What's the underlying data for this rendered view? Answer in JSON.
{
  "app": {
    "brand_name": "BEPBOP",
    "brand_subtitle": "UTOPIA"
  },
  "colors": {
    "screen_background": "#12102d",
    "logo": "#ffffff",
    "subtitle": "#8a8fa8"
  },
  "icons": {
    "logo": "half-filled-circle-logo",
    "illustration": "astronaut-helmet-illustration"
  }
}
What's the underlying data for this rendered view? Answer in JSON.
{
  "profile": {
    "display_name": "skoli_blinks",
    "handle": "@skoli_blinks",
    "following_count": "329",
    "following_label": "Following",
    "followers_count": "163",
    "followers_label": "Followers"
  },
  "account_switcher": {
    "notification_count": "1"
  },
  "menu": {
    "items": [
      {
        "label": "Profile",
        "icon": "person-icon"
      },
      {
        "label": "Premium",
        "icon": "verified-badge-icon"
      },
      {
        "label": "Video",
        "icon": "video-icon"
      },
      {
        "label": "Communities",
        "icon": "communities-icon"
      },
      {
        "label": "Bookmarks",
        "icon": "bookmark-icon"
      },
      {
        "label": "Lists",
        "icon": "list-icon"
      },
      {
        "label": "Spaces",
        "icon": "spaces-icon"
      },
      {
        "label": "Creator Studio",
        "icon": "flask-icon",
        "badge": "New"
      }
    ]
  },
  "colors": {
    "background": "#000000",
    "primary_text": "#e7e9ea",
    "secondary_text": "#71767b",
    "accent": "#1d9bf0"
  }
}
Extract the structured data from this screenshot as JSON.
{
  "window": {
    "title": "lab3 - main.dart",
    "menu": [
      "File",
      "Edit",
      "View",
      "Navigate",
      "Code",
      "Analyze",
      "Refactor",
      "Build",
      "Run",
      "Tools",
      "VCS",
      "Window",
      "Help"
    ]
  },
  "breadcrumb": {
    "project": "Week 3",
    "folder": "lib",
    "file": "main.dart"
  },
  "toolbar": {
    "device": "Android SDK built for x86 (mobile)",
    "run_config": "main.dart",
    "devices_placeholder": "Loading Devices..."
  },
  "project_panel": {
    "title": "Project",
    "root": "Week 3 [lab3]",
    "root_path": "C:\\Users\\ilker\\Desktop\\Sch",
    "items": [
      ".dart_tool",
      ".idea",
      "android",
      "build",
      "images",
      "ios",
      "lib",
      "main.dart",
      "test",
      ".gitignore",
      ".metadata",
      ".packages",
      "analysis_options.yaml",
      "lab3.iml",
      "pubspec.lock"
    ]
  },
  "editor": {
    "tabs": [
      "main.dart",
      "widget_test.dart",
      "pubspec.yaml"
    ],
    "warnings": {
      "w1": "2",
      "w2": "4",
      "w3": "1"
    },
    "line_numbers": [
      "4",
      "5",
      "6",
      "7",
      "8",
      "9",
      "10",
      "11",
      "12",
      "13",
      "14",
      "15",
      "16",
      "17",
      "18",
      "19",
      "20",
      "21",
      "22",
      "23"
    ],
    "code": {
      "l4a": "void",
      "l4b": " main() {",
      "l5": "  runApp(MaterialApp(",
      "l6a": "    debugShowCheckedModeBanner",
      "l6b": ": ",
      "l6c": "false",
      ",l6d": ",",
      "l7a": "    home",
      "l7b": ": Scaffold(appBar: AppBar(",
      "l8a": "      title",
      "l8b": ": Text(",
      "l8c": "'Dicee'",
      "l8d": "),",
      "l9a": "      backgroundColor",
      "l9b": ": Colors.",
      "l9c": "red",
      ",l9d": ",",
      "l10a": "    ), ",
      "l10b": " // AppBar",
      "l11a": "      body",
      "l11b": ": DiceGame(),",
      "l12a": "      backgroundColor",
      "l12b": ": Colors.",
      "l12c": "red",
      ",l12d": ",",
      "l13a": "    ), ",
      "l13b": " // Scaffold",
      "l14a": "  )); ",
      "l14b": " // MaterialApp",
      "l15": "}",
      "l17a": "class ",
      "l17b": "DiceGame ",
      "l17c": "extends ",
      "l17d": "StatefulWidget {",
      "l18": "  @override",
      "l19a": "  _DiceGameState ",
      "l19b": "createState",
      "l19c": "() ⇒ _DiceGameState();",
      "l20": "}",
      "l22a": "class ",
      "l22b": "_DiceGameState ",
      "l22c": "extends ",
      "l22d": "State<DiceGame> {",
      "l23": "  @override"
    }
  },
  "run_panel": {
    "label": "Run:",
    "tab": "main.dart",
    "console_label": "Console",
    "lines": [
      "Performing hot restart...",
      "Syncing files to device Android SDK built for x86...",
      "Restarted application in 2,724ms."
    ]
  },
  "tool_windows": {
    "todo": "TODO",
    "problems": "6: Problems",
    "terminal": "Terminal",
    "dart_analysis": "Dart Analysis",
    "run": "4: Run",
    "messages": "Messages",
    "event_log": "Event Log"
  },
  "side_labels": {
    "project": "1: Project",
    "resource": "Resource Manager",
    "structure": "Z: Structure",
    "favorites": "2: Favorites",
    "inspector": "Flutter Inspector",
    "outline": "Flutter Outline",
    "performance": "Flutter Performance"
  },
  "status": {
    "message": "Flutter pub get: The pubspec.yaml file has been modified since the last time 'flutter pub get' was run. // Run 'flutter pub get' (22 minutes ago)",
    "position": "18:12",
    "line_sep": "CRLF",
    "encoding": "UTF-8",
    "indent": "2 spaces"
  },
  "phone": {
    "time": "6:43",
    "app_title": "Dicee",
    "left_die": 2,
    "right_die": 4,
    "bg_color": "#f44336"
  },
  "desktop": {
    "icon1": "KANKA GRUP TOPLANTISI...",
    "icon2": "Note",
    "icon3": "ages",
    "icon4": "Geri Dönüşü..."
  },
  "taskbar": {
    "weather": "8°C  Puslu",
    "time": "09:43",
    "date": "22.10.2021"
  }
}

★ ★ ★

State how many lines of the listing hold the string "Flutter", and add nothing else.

4